Rating: 3.5 / 5
Retired NYPD investigator David Gurney receives a mysterious call from a high school acquaintance regarding a taunting letter. Although death has not been threatened, the fact that the killer knows so much about his target is frightening. Events quickly escalate when the body count starts rising, all in conjunction with this mysterious killer who seems to be able to mind read.
The mystery aspect of the novel was stellar. The first quarter was slow, but somewhere around the middle, things quickly built up and I couldn’t put the book down. I was completely baffled with the killer’s motives and execution, and can truly say that Verdon has the suspense concept down pat.
While Gurney is not immediately nor immensely likable, Verdon has portrayed him as real, with flaws and personality tics that readers can relate to. He has trouble with the concept of retirement, to the detriment of his marriage, and is borderline obsessive-compulsive in his quest for serial killers.
The subplot with the underlying tension between Gurney and his wife Madeleine was vague and undeveloped. There was no groundwork for this thread, and it felt like this was a sequel, where the reader had to have a previous novel to fully understand the dynamics between Dave and Madeleine. Both are fairly passive-aggressive towards each other, and while I understand the concept of this to give Gurney’s personality more dimension and depth, it seemed like this should have been more fully developed, or given a minute role. Hopefully, Gurney’s son Kyle takes a prominent role in subsequent Gurney installments, otherwise I don’t understand Verdon bringing him up here.

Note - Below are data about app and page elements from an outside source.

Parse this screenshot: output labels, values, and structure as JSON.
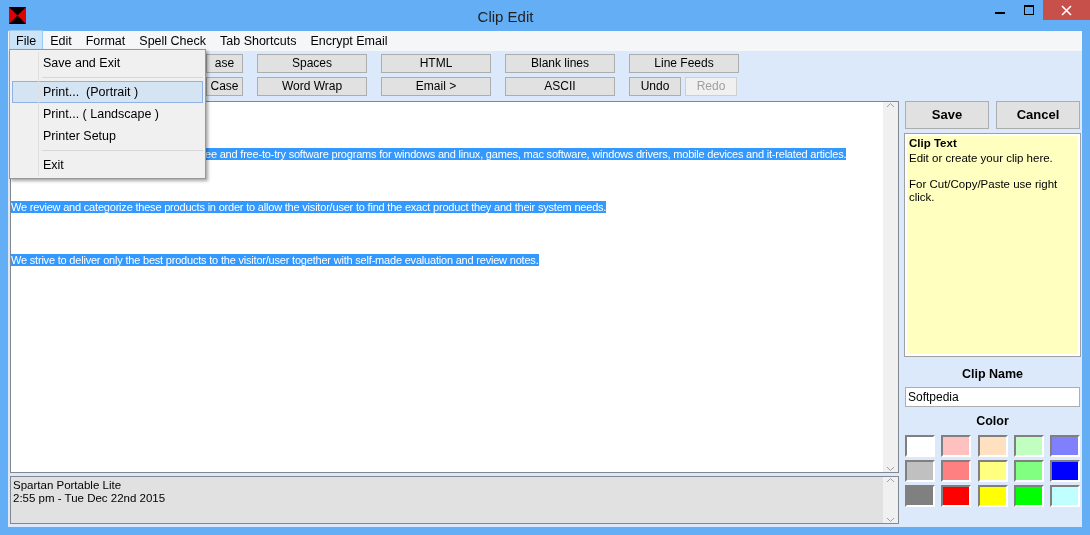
{
  "window": {
    "title": "Clip Edit"
  },
  "menu": [
    {
      "label": "File",
      "selected": true
    },
    {
      "label": "Edit",
      "selected": false
    },
    {
      "label": "Format",
      "selected": false
    },
    {
      "label": "Spell Check",
      "selected": false
    },
    {
      "label": "Tab Shortcuts",
      "selected": false
    },
    {
      "label": "Encrypt Email",
      "selected": false
    }
  ],
  "file_menu": [
    {
      "label": "Save and Exit",
      "selected": false,
      "separator_after": true
    },
    {
      "label": "Print...  (Portrait )",
      "selected": true,
      "separator_after": false
    },
    {
      "label": "Print... ( Landscape )",
      "selected": false,
      "separator_after": false
    },
    {
      "label": "Printer Setup",
      "selected": false,
      "separator_after": true
    },
    {
      "label": "Exit",
      "selected": false,
      "separator_after": false
    }
  ],
  "toolbar_rows": [
    [
      {
        "label": "ase",
        "disabled": false
      },
      {
        "label": "Spaces",
        "disabled": false
      },
      {
        "label": "HTML",
        "disabled": false
      },
      {
        "label": "Blank lines",
        "disabled": false
      },
      {
        "label": "Line Feeds",
        "disabled": false
      }
    ],
    [
      {
        "label": "Case",
        "disabled": false
      },
      {
        "label": "Word Wrap",
        "disabled": false
      },
      {
        "label": "Email >",
        "disabled": false
      },
      {
        "label": "ASCII",
        "disabled": false
      },
      {
        "label": "Undo",
        "disabled": false
      },
      {
        "label": "Redo",
        "disabled": true
      }
    ]
  ],
  "editor": {
    "lines": [
      "ee and free-to-try software programs for windows and linux, games, mac software, windows drivers, mobile devices and it-related articles.",
      "We review and categorize these products in order to allow the visitor/user to find the exact product they and their system needs.",
      "We strive to deliver only the best products to the visitor/user together with self-made evaluation and review notes."
    ]
  },
  "status": {
    "lines": [
      "Spartan Portable Lite",
      "2:55 pm - Tue Dec 22nd  2015"
    ]
  },
  "side": {
    "save": "Save",
    "cancel": "Cancel",
    "clip_text_title": "Clip Text",
    "clip_text_lines": [
      "Edit or create your clip here.",
      "For Cut/Copy/Paste use right click."
    ],
    "clip_name_label": "Clip Name",
    "clip_name": "Softpedia",
    "color_label": "Color",
    "colors": [
      {
        "color": "#ffffff"
      },
      {
        "color": "#ffc0c0"
      },
      {
        "color": "#ffe0c0"
      },
      {
        "color": "#c0ffc0"
      },
      {
        "color": "#8080ff"
      },
      {
        "color": "#c0c0c0"
      },
      {
        "color": "#ff8080"
      },
      {
        "color": "#ffff80"
      },
      {
        "color": "#80ff80"
      },
      {
        "color": "#0000ff"
      },
      {
        "color": "#808080"
      },
      {
        "color": "#ff0000"
      },
      {
        "color": "#ffff00"
      },
      {
        "color": "#00ff00"
      },
      {
        "color": "#c0ffff"
      }
    ]
  }
}
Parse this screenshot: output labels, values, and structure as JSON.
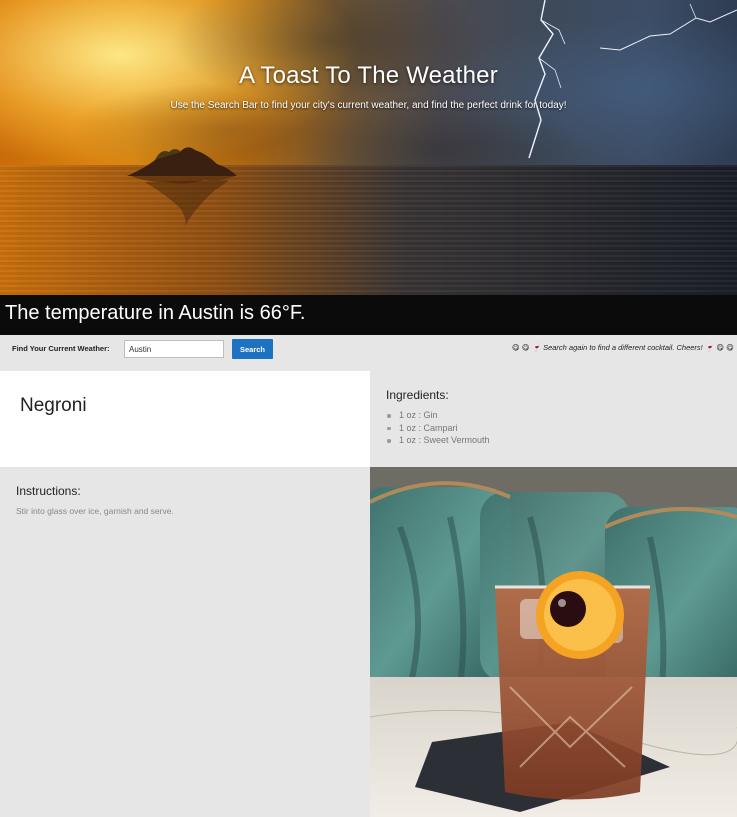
{
  "header": {
    "title": "A Toast To The Weather",
    "subtitle": "Use the Search Bar to find your city's current weather, and find the perfect drink for today!"
  },
  "weather": {
    "temperature_text": "The temperature in Austin is 66°F."
  },
  "search": {
    "label": "Find Your Current Weather:",
    "value": "Austin",
    "button_label": "Search",
    "cheers_text": "😋 😋 🍷 Search again to find a different cocktail. Cheers! 🍷 😋 😋"
  },
  "drink": {
    "name": "Negroni",
    "ingredients_heading": "Ingredients:",
    "ingredients": [
      "1 oz : Gin",
      "1 oz : Campari",
      "1 oz : Sweet Vermouth"
    ],
    "instructions_heading": "Instructions:",
    "instructions": "Stir into glass over ice, garnish and serve."
  },
  "colors": {
    "temp_bar_bg": "#0b0b0b",
    "search_button_bg": "#1d72c2",
    "panel_bg": "#e6e6e6"
  }
}
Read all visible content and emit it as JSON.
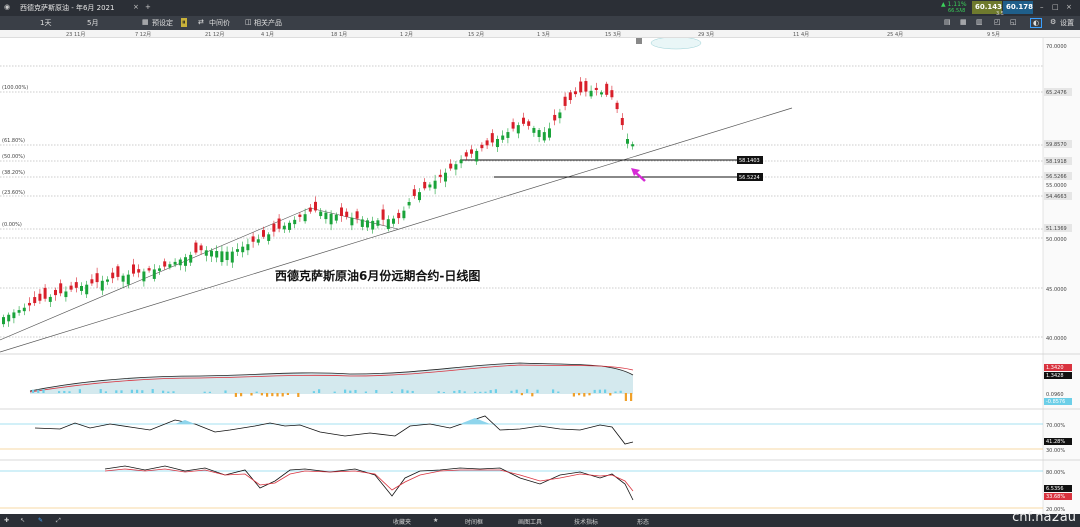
{
  "window": {
    "title": "西德克萨斯原油 - 年6月 2021",
    "add_tab": "+",
    "change_pct": "▲ 1.11%",
    "change_abs": "66.5ƛ8",
    "bid": "60.143",
    "spread": "3.5",
    "ask": "60.178",
    "colors": {
      "bid_bg": "#6f7a2e",
      "ask_bg": "#1f5f8a",
      "bull": "#1aa33a",
      "bear": "#d81f2a"
    }
  },
  "toolbar": {
    "timeframe": "1天",
    "range": "5月",
    "preset": "预设定",
    "mid_price": "中间价",
    "related": "相关产品",
    "settings": "设置"
  },
  "axis_top": {
    "labels": [
      "23 11月",
      "7 12月",
      "21 12月",
      "4 1月",
      "18 1月",
      "1 2月",
      "15 2月",
      "1 3月",
      "15 3月",
      "29 3月",
      "11 4月",
      "25 4月",
      "9 5月"
    ]
  },
  "price_axis": {
    "labels": [
      "70.0000",
      "65.2476",
      "59.8570",
      "58.1918",
      "56.5266",
      "54.4663",
      "51.1369",
      "50.0000",
      "45.0000",
      "40.0000"
    ],
    "minor_labels": [
      "55.0000",
      "50.0000"
    ]
  },
  "fibonacci": {
    "levels": [
      "(100.00%)",
      "(61.80%)",
      "(50.00%)",
      "(38.20%)",
      "(23.60%)",
      "(0.00%)"
    ]
  },
  "tags": {
    "support_1": "58.1403",
    "support_2": "56.5224"
  },
  "caption": "西德克萨斯原油6月份远期合约-日线图",
  "indicators": {
    "macd_values": [
      "1.3420",
      "1.3428"
    ],
    "macd_zero": "0.0960",
    "macd_low": "-0.8576",
    "rsi_value": "41.28%",
    "rsi_70": "70.00%",
    "rsi_30": "30.00%",
    "stoch_value": "6.5356",
    "stoch_level": "33.68%",
    "stoch_80": "80.00%",
    "stoch_20": "20.00%"
  },
  "bottombar": {
    "favorites": "收藏夹",
    "timeframe": "时间框",
    "drawing": "画图工具",
    "technical": "技术指标",
    "shapes": "形态"
  },
  "watermark": "cnf.na2au"
}
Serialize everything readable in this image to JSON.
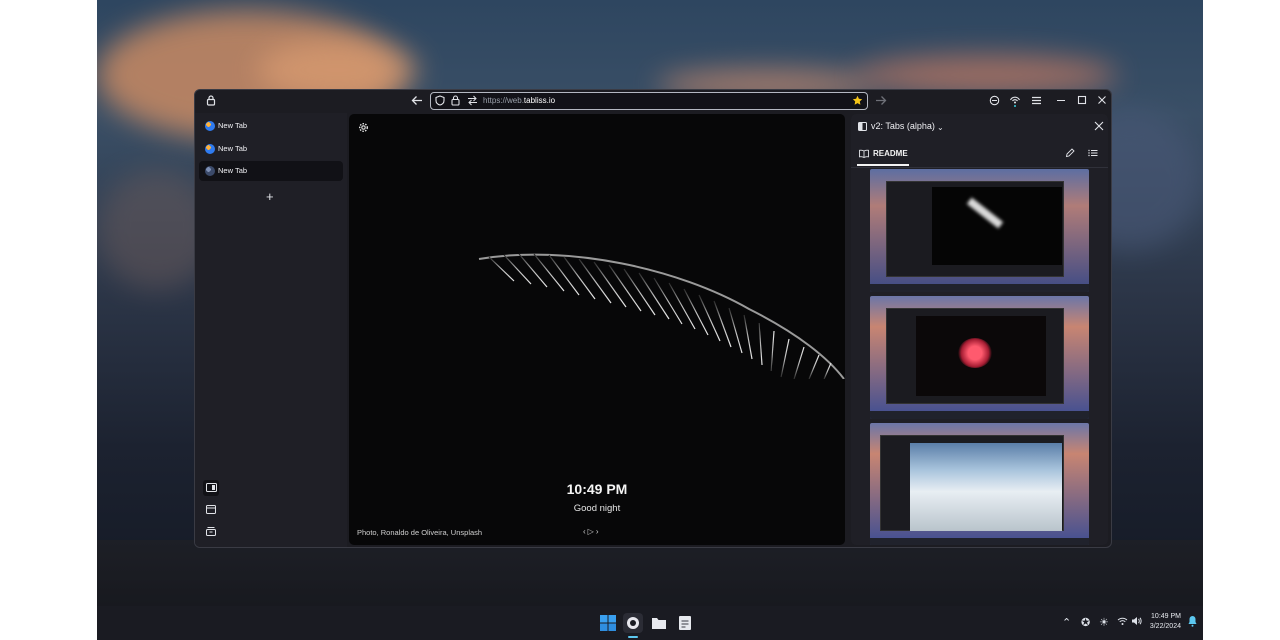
{
  "browser": {
    "url_prefix": "https://web.",
    "url_domain": "tabliss.io"
  },
  "tabs": [
    {
      "label": "New Tab"
    },
    {
      "label": "New Tab"
    },
    {
      "label": "New Tab"
    }
  ],
  "new_tab_symbol": "+",
  "tabliss": {
    "time": "10:49 PM",
    "greeting": "Good night",
    "credit": "Photo, Ronaldo de Oliveira, Unsplash"
  },
  "side_panel": {
    "title": "v2: Tabs (alpha)",
    "tab_label": "README"
  },
  "taskbar": {
    "time": "10:49 PM",
    "date": "3/22/2024"
  },
  "icons": [
    "lock-icon",
    "back-icon",
    "shield-icon",
    "padlock-icon",
    "permissions-icon",
    "star-icon",
    "forward-icon",
    "extensions-icon",
    "visibility-icon",
    "menu-icon",
    "minimize-icon",
    "maximize-icon",
    "close-icon",
    "gear-icon",
    "sidebar-toggle-icon",
    "window-icon",
    "archive-icon",
    "book-icon",
    "pencil-icon",
    "list-icon",
    "windows-start-icon",
    "folder-icon",
    "notification-icon"
  ]
}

I really enjoyed the mystery and the novel had enough twists and cliffhangers to keep me turning the pages. I am interested in seeing how Verdon continues developing Gurney in his subsequent books.